Former Baltimore Orioles general manager Frank Wren was hired today by the Atlanta Braves as their vice president and assistant general manager, landing a coveted job with what is widely considered baseball's best-run franchise less than a week after being fired by the Orioles.
Gushing praise over Wren's record as an executive and his reputation around baseball, Braves Executive Vice President and General Manager John Schuerholz made the announcement today before Game 2 of the National League Championship Series.
Wren, who was signed to a three-year contract, is expected to join the Braves early next week. Wren also received a promotion of sorts, since his position with the Orioles did not include the title of vice president.
"His credentials are absolutely perfect for this position," Schuerholz said. "He has expertise in baseball administration, management, basic agreement matters, contract negotiations, all matters of administrative requirements. . . . He is eminently qualified. I can't imagine anyone being more qualified to fill this position than Frank is."
"I'm excited to go to what I think is the best organization in baseball," Wren said. "They have their emphasis on all the right areas. Top to bottom, it's just a solid organization."
Schuerholz said Wren became the Braves' top candidate as soon as it became apparent he would be fired by the Orioles. Schuerholz first contacted Wren last Wednesday, the same day the Orioles informed Wren of his termination. He interviewed with Schuerholz and Braves President Stan Kasten on Monday in Atlanta, and informed the Orioles of his new position this morning. He replaced Dean Taylor, who left to become general manager of the Milwaukee Brewers.
Wren, 41, was fired by the Orioles just one year into his three-year contract. In a statement released Thursday night, the Orioles cited "a season-long series of incidents," including Wren's ordering a team plane to take off on a cross-country trip without Cal Ripken, who had phoned to say he was running late. However, Wren also clashed throughout the year with majority owner Peter Angelos on several issues, including the status of Manager Ray Miller.
Wren's acrimonious split from the Orioles "is not an issue that concerned us," Schuerholz said. ". . . He has excellent work habits and handles himself in a very professional fashion."
However, after a trying 12-month stint with the Orioles marked by organizational turmoil and personal dissatisfaction, Wren clearly was drawn to the Braves' stability. Schuerholz has the longest tenure with the same team of any GM in baseball, and Bobby Cox has been the Braves' manager since 1990. This year marks the Braves' eighth consecutive appearance in the NLCS.
Wren would not address his firing by the Orioles--his lawyer is still in negotiations over his settlement.
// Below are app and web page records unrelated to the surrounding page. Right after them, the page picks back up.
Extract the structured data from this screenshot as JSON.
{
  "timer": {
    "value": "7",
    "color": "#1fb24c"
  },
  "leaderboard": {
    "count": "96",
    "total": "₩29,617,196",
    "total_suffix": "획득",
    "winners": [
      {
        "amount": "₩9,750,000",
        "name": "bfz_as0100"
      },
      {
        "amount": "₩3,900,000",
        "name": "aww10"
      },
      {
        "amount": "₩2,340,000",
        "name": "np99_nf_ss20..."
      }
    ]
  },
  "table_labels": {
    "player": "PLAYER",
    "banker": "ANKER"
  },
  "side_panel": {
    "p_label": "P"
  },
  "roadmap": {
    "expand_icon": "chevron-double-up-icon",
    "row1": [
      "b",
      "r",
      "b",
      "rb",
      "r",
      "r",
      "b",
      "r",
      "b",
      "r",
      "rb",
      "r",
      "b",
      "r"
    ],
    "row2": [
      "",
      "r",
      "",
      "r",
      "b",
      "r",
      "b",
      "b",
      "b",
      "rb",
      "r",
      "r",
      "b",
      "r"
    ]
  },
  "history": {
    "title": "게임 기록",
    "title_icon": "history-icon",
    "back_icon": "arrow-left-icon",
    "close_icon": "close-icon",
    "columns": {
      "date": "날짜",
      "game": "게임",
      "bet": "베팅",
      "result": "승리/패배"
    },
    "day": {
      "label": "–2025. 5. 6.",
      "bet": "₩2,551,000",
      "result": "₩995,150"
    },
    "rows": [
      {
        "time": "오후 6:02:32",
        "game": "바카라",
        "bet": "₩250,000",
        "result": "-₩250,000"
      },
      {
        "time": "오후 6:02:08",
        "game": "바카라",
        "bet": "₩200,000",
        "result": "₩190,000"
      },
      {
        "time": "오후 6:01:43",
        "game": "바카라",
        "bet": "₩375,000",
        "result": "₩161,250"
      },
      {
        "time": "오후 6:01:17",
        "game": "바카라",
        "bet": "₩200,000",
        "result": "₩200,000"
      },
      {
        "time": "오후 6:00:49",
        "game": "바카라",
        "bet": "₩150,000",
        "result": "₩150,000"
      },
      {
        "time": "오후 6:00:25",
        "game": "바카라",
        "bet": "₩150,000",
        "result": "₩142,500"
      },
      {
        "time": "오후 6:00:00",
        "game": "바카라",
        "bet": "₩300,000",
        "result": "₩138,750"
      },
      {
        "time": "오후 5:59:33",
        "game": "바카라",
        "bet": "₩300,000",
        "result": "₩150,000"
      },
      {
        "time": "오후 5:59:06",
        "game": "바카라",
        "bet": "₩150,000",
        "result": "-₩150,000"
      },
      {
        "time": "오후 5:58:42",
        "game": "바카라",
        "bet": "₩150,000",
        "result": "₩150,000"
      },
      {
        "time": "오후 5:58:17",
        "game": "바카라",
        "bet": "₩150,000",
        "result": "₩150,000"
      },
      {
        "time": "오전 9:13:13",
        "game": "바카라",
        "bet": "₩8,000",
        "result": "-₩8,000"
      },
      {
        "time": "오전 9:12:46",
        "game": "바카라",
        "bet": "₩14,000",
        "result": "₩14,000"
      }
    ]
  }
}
But Wren said he was contacted by "three or four" other teams, and chose the Braves largely because of that stability.
"My primary focus was stability both for me professionally and for my family," he said. "And when you look at stability, the organization at the top of the charts is the Braves. Once I found out they were interested and had a meaningful position, I wanted to make it work. They made me feel like they really wanted me."
"He's very well respected, and I think he feels the same way about our organization," Schuerholz said. "I think he felt a real attraction to work in an environment like we have here that would allow him to expand his horizons as a baseball executive and perhaps even enhance his future as a baseball executive."
Before accepting the Orioles' job a year ago, Wren had served as the Florida Marlins' assistant GM from 1991 to '98, and spent 15 years before that in the Montreal Expos' organization as a minor league player, coach, scout and executive.
Wren has indicated his desire to be a GM again, and Schuerholz said today that Wren "positively" will be a GM again, "maybe soon." It is unclear whether that opportunity could present itself in Atlanta. Schuerholz, 59, has given no indication of stepping down.